The Summit of the Collective Security Treaty Organization, held in Yerevan last Wednesday, ended in scandal: Armenian Prime Minister Nikol Pashinyan refused to sign the final statement, who justified his decision by the fact that the document lacks “a clear political assessment of the situation on the Armenian-Azerbaijani border”. Given the smoldering conflict between Armenia and Azerbaijan, the CSTO’s avoidance of direct support to Armenia is seen in Yerevan as confirmation that the allies are no longer willing to defend it. The contradictions that have matured within the CSTO have come out, questioning the future of this structure.
Forced friendship in the CSTO format
The Collective Security Treaty was signed in Tashkent 30 years ago, in 1992, and is one of the remnants of the era of the collapse of the USSR. Then the former Soviet republics looked for options for a civilized divorce, while maintaining interaction on some vital issues.
One of those problems was defense. Despite the fact that wars were not expected, sovereign countries needed armies, and their maintenance and armament required enormous costs. Therefore, for some time there was a question about Russia’s readiness to issue military guarantees to the former Soviet republics – in the 90s, the CSTO included not 6, but 9 countries.
For Russia CSTO, like the CIS and other post-Soviet integration projects, were necessary primarily to maintain the reputation of a “superpower” – to view the international arena not as one country among many, but as a leader of regional military-political unions that exist on its terms and under its guarantee. Other participants in such alliances accepted the rules of the game and received additional and quite tangible benefits from friendship with Russia. Traditionally, military-political loyalty to Moscow provided opportunities for obtaining loans and access to the Russian market.

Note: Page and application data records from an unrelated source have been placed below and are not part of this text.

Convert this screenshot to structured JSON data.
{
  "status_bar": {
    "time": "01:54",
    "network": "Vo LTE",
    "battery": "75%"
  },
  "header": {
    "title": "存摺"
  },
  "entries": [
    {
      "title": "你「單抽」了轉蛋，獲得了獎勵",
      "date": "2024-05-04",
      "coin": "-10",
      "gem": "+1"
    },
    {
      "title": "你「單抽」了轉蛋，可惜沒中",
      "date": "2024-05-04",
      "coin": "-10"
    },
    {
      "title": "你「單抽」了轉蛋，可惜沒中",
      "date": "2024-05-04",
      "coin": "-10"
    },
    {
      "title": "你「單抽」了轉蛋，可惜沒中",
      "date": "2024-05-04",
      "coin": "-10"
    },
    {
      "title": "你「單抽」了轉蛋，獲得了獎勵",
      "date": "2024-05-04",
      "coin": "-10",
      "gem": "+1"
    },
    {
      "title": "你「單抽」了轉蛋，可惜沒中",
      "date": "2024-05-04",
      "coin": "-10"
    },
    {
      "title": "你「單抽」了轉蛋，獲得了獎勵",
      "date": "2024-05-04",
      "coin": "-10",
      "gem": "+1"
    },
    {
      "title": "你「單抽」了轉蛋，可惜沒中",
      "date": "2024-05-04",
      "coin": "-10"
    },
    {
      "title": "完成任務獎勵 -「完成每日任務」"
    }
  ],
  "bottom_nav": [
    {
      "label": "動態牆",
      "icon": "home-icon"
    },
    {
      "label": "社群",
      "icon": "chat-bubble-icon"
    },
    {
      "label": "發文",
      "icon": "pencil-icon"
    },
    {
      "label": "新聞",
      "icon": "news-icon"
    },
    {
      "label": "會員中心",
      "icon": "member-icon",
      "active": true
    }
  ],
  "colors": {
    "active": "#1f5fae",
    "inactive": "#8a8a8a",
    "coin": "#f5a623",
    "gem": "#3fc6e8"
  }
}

Police and security essence of the CSTO
Although the CSTO was founded and positioned as a military alliance, the organization has avoided and avoided participation in military conflicts. Much more effective than the CSTO in the police role: when in January 2022 the President of Kazakhstan against the backdrop of protests in the country turned to partners in the organization for help, he received it. All mechanisms worked quickly and accurately.
A successful police mission in Kazakhstan sheds light on the true goals and objectives of the CSTO. From the very beginning of its existence, it was primarily a protective organization, guaranteeing assistance to the post-Soviet regimes that took part in it in case of a threat to them from internal enemies, the opposition. And it included the countries whose regimes needed such guarantees.
It is quite clear why Armenia does not fit well in this club: the problems are related to the conflict with Azerbaijan and Turkey behind it, with which Moscow, and especially the countries of Central Asia, are not ready to spoil relations. Now if Armenia had to file a revolt of its citizens, then of course they would help her.
CSTO and the Russian War in Ukraine
Russia’s unleashed war on Ukraine has left its CSTO allies in an awkward position. None of the CSTO members had and has no claims over Ukraine, while the course of the war and Russia’s actions raise a number of disturbing questions. First, in the future, would Russia want to change the regime in some of the CSTO countries by declaring it “Nazi” and “anti-Russian”? Second, is Russia strong enough to continue to rely on it as a protector? 9 months of war against Ukraine showed that the idea of the power of the Russian army is far from the truth.
Thirdly, after breaking off relations with the leading Western countries, Russia began to actively deal with the regimes under the slogans of countering the influence of which the CSTO was founded. For example, for the countries of Central Asia, an alliance with Russia was important to keep their distance from China – but Putin has now effectively made Russia a junior partner of the PRC. Another problem in Central Asia was the threat of the Taliban’s return to power in Afghanistan and the spread of Islamism. But now the Taliban regime in Kabul is an ally of Russia!
Place under the rubble of the CSTO
Alexander Lukashenko outlined all the problems of the CSTO more simply: “If, God forbid, (Russia. – Red.) will not win, the CSTO will not exist.’ And he developed his idea: ‘if… Russia collapses, our place will be under this rubble.’
The leaders of Kazakhstan, Tajikistan, Kyrgyzstan and Armenia are unlikely to take their place in the future the wreckage of the CSTO and are ready to put everything on Russia’s victory. Most likely, each of these countries has already identified and prepared backup options for the scenario of Russia’s military defeat and the decline of its military-political dominance in the region.
There is no doubt that military-political alliances in Eurasia will continue in the future. The Central Asian countries of the current CSTO are doomed to interaction, as neither China nor the threat of Islamism leads anywhere. But Russia’s leading role in such alliances already seems more than doubtful. And if anyone should be blamed for this, then it is only Vladimir Putin, who with his imperial ambitions destroyed both everything that worked relatively successfully on the ruins of the former USSR, and the prospects for new integration projects with Russia’s participation for the coming years.
Author: Fedor Krasheninnikov – Russian political scientist and publicist, was forced to leave Russia in 2020. Telegram: @fyodork
The commentary represents the personal opinion of the author. It may not coincide with the opinion of the Russian editors and German Well generally.